Computer conferencing The computer conference is a new communication technique which is already in use in a number of situations in the United States, Further developments are envisaged but basically it is a means of enabling many people to "
attend "invisible meetings that run continuously 24 hours a day for as long as the participants want. At its simplest level, it is a written form of a conference telephone call. A participant can communicate with a group of people by typing messages and reading, on a display screen or a printout, what the other people are saying. The computer automatically informs the group when someone leaves the discussion, permitting him to continue once again when he rejoins the group.
Major advantages over verbal communication are :
- participants can be both geographically and chronologically dispersed; many people can talk and listen simultaneously;
- participants can contribute at their own convenience, rather than having to wait until other speakers have finished, or being obliged to speak quickly with inadequate time for reflection;
- all messages for him are stored until he wants to reply to them in the order he chooses;
- participant contributions can be anonymous or identified by a number, leading to more uninhibited discussions;
- results of votes are presented only as distributions and are therefore adequately secret;
- during the conference, participants may communicate privately with one or more other selected participants, leading to more rapid resolution of important issues;
- a permanent record may be kept, and possibly indexed for selective retrieval.
Computer conferencing during large conferences at one location The techniques being developed for long-distance computer-conferencing can be used at much tower cost during the course of a large conference. Because of the scepticism of conventional conference organizers, this possibility has not been considered. There is however no reason why participants should not have access to terminals, whether in the meeting rooms, in special rooms, or in their hotel rooms (or with the use of the Participant Communications Device described under point G above).

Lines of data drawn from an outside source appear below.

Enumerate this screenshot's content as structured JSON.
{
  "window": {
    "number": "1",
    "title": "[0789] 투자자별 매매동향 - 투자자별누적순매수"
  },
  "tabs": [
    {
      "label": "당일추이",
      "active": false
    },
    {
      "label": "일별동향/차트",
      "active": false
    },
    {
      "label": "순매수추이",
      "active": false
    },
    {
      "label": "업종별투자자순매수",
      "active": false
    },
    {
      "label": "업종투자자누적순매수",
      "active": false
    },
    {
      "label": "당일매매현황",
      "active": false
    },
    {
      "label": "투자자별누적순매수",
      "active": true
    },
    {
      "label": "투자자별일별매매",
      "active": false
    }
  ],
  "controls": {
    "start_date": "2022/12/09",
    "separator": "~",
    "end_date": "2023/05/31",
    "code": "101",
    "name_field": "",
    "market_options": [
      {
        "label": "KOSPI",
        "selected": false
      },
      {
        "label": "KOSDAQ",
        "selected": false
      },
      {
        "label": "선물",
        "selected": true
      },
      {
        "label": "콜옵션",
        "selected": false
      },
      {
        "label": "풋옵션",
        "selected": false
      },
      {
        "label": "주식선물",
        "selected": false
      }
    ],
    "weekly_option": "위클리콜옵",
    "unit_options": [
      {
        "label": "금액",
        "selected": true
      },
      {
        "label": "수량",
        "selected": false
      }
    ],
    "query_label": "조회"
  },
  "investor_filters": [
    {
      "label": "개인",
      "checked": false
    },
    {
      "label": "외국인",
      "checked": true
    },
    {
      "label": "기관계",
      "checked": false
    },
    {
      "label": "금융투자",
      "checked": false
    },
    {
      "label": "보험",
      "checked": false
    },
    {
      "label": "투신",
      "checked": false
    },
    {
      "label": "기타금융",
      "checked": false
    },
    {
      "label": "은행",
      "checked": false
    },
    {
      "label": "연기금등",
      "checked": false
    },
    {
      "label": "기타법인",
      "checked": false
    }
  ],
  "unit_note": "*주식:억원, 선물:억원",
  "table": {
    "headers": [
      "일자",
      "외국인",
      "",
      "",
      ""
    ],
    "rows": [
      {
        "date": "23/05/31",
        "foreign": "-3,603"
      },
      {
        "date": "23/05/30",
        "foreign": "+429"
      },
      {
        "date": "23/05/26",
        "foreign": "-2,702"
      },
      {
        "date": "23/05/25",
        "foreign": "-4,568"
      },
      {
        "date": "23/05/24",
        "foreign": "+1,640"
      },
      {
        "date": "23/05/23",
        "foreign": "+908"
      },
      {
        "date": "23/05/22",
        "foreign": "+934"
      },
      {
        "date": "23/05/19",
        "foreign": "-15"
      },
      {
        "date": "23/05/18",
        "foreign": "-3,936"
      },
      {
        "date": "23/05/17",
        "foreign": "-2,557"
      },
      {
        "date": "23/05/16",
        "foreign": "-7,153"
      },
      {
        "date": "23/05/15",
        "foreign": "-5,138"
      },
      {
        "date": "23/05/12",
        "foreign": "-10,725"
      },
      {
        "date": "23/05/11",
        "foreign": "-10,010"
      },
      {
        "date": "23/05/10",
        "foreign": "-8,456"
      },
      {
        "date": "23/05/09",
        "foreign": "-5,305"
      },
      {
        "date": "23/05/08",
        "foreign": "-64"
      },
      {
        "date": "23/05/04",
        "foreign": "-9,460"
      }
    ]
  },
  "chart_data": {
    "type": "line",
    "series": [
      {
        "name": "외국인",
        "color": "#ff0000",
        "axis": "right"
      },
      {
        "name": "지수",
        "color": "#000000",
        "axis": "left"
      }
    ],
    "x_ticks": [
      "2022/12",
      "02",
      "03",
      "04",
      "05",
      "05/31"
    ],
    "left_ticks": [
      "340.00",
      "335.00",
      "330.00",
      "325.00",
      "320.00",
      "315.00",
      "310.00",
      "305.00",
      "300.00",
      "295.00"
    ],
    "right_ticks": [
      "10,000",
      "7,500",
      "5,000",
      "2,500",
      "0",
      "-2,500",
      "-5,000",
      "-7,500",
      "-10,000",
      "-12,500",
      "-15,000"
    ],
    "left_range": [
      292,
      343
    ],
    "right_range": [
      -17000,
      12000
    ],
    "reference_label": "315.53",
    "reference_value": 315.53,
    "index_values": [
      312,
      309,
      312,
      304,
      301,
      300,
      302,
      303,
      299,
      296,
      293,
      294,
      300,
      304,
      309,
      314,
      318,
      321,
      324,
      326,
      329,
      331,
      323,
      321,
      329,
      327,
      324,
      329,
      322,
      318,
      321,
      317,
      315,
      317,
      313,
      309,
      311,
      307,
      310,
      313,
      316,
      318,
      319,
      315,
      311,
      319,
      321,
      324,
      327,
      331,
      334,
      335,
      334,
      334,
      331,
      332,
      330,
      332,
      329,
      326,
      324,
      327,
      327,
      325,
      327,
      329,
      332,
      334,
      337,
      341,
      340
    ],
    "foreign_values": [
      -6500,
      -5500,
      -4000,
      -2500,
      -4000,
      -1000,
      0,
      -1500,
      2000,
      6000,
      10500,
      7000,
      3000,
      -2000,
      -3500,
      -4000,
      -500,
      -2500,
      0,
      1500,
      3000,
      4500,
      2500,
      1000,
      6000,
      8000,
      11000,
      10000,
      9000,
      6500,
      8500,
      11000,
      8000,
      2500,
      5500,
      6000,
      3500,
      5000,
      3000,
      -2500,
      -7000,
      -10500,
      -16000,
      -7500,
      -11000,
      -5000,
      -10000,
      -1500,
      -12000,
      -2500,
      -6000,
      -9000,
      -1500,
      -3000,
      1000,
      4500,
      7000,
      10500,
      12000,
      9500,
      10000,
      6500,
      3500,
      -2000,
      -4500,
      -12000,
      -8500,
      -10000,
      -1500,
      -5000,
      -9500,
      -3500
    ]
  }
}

This technique could provide the basis for fulfilling all the requirements noted in the participant communication checklist, including :
- ability of a key person to respond selectively to questions addressed to him.
- facilitation of interest group formation in the light of emergent issues.
- ability of all participants to exchange and channel messages in parallel with any formal meeting sessions.
- ability of organizers to contact any groups of participants.
- ability to reschedule meeting sessions and individual contact.
- ability to build up select lists of participants with particular interests.
- ability to use computer analysis of the strengths and weaknesses of the communication patterns during a particular period.
- ability to arrange for the accurate Invoicing of the communications sent and received, with the ability to subsidize (completely or partially) some kinds of communication.
Conclusion This paper has attempted to show that there is a whole range of meeting techniques requiring new kinds of technical equipment and support. These may not be necessary for many conventional conferences but unless they are available for some kinds of conference, the cost of such occasions will be recognized as increasingly unjustified. Experience with such techniques and their technical support could prove a determining factor in attracting conferences to particular conference centres. Clearly once a particular international organization, conference organization, or conference centre becomes known for the manner in which it guarantees a quantum jump in participant interaction and sense of satisfaction, the meetings it organizes will become worth the extra expenditure to get to wherever the meeting is held and benefit from the use of such facilities.